Saturday promised to be sunny and hot as we were driven to the La Spinetta Campe winery near the town of Grinzane Cavour in the Piemonte region of Italy. We were going to La Spinetta to participate in the green harvest. Gathering in the tasting room with about 18 others from Switzerland, Denmark, and Belgium we were welcomed by Anja Cramer, (responsible for marketing), Giorgio Rivetti (the wine maker and co-owner), Giovanna (Giorgio’s sister, vineyard supervisor and cook), and Manuela Rivetti (Italian sales and winery visits). We were given background on La Spinetta, a family owned and run winery (http://www.la-spinetta.com/index.htm). The work we would be doing that morning was some of the most important work done in the vineyards and involves cutting off almost half of the clusters of green grapes from the vines. This work is done before the grapes start to turn color and is done so that the plant provides all of its energy to fewer grapes. It reduces the quantity of wine produced significantly but increases the quality. La Spinetta is all about the quality where as other commercial wineries are more concerned on the volume of wine produced.
We were given aprons and cutters and headed for the vineyard. There we met the part of the field crew that works for La Spinetta for harvest, pruning, thinning, and green harvest. They are all very skilled at what they do and are supervised by Giovanna.
Divided into groups of 5 or 6 we were assigned to one or two of these workers.

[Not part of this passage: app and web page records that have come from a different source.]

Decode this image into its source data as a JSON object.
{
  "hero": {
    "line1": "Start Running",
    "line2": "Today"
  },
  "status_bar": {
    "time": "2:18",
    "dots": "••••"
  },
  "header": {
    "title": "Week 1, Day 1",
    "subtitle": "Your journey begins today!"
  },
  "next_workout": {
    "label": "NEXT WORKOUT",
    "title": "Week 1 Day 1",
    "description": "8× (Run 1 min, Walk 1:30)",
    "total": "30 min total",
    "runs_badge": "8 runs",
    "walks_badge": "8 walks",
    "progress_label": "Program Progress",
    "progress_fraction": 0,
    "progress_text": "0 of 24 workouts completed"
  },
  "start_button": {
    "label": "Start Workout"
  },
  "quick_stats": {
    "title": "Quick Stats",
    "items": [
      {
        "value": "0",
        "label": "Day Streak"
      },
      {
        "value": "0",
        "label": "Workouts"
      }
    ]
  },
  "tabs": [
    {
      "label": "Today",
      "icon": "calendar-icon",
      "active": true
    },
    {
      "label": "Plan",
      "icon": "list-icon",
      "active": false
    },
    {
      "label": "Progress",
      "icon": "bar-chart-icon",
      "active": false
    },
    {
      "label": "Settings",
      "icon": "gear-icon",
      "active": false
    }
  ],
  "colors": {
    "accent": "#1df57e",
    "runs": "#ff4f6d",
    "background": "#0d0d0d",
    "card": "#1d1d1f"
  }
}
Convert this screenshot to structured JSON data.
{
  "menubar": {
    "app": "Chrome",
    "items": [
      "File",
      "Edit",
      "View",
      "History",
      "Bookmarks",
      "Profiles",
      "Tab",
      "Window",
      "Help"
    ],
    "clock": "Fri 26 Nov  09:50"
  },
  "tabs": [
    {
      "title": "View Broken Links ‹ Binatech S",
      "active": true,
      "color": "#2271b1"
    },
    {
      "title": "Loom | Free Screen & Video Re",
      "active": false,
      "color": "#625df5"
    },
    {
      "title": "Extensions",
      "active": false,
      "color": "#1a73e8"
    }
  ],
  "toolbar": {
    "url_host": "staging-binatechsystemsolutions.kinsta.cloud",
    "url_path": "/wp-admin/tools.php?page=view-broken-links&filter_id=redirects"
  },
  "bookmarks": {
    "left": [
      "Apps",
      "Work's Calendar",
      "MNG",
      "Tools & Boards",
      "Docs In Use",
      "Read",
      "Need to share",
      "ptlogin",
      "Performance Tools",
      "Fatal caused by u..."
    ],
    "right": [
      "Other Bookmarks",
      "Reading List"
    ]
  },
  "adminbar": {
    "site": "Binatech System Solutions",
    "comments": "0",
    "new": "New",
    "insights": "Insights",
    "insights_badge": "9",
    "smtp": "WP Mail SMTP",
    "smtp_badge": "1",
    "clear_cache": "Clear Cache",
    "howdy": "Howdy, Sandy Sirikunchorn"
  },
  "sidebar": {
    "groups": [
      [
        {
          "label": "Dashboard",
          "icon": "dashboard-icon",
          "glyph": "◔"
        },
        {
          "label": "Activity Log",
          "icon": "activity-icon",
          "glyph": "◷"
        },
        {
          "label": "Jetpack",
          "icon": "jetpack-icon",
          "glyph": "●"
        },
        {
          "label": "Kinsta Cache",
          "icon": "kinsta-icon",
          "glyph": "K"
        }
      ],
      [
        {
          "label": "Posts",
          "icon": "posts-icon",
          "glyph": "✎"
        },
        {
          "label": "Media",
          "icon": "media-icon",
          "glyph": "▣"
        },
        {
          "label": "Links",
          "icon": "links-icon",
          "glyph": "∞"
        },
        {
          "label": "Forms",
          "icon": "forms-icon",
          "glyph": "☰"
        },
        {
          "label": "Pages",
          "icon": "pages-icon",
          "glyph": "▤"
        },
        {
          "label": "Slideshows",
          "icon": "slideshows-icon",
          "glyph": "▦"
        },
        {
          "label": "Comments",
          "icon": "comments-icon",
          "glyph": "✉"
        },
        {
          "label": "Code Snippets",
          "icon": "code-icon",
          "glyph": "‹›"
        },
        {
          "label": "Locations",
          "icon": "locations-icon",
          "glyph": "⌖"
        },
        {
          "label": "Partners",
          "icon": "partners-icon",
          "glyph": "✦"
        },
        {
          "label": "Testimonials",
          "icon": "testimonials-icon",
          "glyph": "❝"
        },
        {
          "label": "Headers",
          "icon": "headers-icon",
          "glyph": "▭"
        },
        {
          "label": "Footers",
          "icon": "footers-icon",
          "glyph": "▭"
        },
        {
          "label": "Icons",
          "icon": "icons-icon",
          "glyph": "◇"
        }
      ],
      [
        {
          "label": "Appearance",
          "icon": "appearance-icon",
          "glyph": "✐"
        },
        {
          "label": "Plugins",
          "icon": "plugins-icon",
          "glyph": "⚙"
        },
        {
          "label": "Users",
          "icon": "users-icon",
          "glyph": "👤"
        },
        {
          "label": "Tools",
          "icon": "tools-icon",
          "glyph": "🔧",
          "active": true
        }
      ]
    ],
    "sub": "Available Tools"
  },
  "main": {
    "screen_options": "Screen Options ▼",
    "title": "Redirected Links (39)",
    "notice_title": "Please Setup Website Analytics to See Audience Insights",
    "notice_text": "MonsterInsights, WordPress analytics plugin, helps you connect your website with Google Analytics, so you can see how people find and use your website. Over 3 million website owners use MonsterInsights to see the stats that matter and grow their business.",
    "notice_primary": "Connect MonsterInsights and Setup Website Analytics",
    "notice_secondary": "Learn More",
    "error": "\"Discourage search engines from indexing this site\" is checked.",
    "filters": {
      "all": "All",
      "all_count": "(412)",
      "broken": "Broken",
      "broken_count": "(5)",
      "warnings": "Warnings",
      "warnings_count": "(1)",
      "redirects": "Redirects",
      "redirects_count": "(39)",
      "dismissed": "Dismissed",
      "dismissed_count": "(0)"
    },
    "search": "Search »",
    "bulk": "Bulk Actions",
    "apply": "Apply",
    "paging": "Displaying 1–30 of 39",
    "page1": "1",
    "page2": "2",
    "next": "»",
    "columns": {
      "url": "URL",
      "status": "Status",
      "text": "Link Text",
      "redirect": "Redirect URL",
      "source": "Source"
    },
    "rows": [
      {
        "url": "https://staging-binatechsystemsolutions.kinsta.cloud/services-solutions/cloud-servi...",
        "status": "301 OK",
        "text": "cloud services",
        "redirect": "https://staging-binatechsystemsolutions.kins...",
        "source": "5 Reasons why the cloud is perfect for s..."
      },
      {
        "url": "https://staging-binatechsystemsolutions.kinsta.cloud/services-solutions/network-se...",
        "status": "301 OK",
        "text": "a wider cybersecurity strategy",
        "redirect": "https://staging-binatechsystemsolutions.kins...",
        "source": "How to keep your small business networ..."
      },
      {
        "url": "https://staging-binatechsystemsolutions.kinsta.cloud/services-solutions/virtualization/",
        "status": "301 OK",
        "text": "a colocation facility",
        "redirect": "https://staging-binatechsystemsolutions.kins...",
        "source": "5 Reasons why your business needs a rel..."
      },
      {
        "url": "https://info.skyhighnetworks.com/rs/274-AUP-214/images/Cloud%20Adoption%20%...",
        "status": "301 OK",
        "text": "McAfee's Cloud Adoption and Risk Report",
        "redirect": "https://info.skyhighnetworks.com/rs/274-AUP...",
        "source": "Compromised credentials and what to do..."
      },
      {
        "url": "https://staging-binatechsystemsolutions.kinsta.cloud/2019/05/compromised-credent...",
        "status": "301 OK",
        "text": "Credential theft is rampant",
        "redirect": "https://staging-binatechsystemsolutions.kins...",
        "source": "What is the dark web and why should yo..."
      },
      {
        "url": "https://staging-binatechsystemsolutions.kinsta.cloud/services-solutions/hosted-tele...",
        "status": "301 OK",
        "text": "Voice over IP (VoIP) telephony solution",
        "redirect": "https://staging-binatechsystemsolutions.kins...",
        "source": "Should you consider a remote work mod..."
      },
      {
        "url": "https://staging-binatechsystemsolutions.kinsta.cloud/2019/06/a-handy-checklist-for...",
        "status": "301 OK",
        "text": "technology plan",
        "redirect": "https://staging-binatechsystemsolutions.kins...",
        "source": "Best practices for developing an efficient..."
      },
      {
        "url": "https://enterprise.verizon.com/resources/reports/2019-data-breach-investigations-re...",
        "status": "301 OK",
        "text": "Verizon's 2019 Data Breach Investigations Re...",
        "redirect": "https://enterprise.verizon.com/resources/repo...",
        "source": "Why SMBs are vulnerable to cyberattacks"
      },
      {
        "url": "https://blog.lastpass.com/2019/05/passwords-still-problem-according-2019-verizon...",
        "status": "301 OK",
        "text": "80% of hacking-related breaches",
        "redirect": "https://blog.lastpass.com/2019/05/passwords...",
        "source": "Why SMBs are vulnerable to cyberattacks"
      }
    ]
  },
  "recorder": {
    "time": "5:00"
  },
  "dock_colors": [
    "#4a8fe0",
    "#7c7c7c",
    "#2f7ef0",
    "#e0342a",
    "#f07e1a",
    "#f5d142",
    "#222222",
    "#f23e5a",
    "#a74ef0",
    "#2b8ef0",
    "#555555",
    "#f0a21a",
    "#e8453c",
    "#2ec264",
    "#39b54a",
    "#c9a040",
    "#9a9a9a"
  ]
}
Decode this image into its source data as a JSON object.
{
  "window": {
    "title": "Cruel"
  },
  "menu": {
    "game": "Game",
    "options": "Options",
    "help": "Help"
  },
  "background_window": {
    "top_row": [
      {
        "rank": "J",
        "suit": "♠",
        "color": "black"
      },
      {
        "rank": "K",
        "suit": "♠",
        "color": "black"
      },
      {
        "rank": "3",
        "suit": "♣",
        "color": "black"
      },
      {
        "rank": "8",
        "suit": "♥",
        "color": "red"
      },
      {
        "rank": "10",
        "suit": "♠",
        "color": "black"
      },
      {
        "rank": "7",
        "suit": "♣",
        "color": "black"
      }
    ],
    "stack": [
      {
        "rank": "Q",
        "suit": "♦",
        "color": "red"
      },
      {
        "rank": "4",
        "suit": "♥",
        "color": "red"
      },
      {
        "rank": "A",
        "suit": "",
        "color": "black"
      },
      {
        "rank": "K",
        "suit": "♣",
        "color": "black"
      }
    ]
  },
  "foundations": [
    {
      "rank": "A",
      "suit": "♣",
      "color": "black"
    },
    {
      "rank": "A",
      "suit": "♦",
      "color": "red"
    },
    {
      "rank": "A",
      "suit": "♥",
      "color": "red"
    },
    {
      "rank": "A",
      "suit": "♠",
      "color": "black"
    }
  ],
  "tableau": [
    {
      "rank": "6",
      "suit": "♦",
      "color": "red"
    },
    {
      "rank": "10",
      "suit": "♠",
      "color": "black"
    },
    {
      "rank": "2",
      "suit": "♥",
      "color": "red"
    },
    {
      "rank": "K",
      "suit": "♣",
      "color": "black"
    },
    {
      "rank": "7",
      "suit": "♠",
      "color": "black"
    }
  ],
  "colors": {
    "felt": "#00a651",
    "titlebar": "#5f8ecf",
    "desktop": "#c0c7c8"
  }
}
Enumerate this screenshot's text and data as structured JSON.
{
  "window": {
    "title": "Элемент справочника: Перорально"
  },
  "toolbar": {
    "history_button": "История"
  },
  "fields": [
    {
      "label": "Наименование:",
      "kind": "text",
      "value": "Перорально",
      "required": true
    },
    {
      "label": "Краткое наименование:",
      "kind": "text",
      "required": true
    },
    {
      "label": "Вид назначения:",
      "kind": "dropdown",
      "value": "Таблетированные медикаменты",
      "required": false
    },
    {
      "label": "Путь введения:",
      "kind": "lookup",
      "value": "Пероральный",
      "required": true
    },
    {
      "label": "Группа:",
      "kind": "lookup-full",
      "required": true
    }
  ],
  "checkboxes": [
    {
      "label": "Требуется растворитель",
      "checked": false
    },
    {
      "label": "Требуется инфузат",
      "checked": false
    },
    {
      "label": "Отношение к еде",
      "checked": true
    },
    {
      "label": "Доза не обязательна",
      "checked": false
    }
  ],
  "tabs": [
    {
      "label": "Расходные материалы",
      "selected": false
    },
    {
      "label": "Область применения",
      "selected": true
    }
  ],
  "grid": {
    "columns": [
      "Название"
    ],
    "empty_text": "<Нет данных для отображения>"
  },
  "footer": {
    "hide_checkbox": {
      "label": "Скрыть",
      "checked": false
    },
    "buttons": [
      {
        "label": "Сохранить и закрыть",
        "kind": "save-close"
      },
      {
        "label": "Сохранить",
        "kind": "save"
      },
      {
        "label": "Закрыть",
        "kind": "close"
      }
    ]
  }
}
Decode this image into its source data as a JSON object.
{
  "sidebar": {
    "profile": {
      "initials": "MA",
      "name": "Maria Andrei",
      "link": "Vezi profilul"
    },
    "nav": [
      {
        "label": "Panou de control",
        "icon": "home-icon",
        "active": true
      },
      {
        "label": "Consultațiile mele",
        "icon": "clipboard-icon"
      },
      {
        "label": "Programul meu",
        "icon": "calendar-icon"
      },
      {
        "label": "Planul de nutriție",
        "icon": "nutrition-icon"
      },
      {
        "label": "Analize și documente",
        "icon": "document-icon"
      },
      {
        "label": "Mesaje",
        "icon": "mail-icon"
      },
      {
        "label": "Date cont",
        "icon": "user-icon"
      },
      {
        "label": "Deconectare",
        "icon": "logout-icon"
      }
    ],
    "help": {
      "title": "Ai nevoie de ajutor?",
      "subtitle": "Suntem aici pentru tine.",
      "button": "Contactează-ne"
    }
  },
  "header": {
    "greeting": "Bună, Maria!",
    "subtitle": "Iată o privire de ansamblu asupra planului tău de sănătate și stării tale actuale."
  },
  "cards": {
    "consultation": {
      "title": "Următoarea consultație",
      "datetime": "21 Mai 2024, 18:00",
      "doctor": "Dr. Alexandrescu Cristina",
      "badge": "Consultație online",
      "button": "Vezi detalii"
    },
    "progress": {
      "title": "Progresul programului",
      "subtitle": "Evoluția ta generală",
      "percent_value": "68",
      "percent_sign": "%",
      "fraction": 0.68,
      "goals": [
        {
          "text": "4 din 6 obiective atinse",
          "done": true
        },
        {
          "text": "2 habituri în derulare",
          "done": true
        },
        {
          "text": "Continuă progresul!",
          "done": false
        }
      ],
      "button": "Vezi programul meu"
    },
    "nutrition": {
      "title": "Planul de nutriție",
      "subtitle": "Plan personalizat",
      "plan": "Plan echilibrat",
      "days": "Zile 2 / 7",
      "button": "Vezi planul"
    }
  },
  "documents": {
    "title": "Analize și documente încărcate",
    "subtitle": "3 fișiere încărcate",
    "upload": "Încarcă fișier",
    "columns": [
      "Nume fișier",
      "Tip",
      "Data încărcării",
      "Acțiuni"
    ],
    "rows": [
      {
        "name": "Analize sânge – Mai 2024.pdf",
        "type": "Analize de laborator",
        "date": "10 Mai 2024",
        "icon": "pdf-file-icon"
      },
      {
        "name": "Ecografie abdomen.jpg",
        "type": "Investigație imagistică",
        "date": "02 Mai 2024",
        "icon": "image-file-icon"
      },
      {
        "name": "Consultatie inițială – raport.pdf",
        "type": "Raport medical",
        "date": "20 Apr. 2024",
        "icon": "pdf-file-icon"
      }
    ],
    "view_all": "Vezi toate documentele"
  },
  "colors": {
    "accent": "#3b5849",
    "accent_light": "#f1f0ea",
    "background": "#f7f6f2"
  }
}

Giovanna showed how they wanted to have about 5 or 6 grape clusters remaining on each vine, though it depended on the age of the vine and the size of the clusters. Some of the clusters were long and we were to cut them shorter so that the remaining grapes would do better.
The thinning had the functions of making fewer clusters so that each received more nourishment but also to create space between clusters so that they would stay dry. If clusters are too close together and it rains they do not dry well and then mold forms and ruins the grapes. After the demonstrations we were ready to work under the watchful eye of the skilled workers. When we would have a question about whether or not to cut off a cluster we would say, “Questo? (this one)” and get a “si” or “no” or “corto” (shoren it). It was a little unnerving to think that each cluster cut would be less wine, Barolo in this case, made.
Our group would move down the row each taking a vine to harvest and then when done moving past the last one down the row to select another vine. There is another vineyard between two of La Spinetta’s properties that is not owned by them. The owner is not a winemaker and sell the grapes to other winemakers. He does not do green harvest and you could see the vines thick with green grape clusters. For this grower it is all about production of a lot of grapes. Giorgio said that the winemakers who buy these grapes are not farmers and by not being farmers they don’t understand that the quality of the wine begins in the vineyard.
Just when it seemed we were getting the hang of it we stopped for lunch. Lunch was served at the ciabót, a little hut or house in the vineyards where the vignaioli used to store their tools and take their breaks in the heat of the day. Lunch was simple, but delicious “finger food” prepared by Giovanna accompanied by La Spinetta wines (of course!).
It was a good time to relax, eat, drink wine, meet and talk with the other people there and to enjoy the lush green view across Barolo wine country.
Then it was back down the hill to the winery to turn in our cutters and back to the hotel to clean up and rest before dinner.
Dinner was in Canelli at the Contratto winery. Contratto is a very old sparkling winery that was acquired by La Spinetta very recently. The winery is built into the side of a large hill and consists of multilevel tunnels dug into the hill. The winery was built over a 100 years ago without the machinery or technology we have now and it is very impressive to see how well it was constructed. I forgot to bring my camera in the evening so I cannot show you just how beautiful the facility is. They still use the manual process for “riddling” (getting the yeast into the neck of the bottle so it can be expelled before the final bottling.) All of the large sparkling wine companies have machines that do that now. We had a demonstration of riddling from a man that has worked there for 30 years. There soon will not be anyone with those skills around.
We had aperitivos in a underground tasting room (with some Contratto sparking wine, of course). Then we returned above ground to what was once a restaurant on part of the winery where we had a lovely meal prepared by Giovanna accompanied by several La Spinetta wines.
We were fortunate of be sitting by Giorgio and were treated to many stories. It is clear that they are passionate about their wine making and they work very hard to product the best wines that they can. One of the other guests told us that a La Spinetta had been rated the second best Barolo in Italy and was ranked among the best wines in the world. The evening ended with a 2004 Barolo Reserve and it couldn’t have ended better.
(for more pictures go to: http://gallery.me.com/doughiza/100175)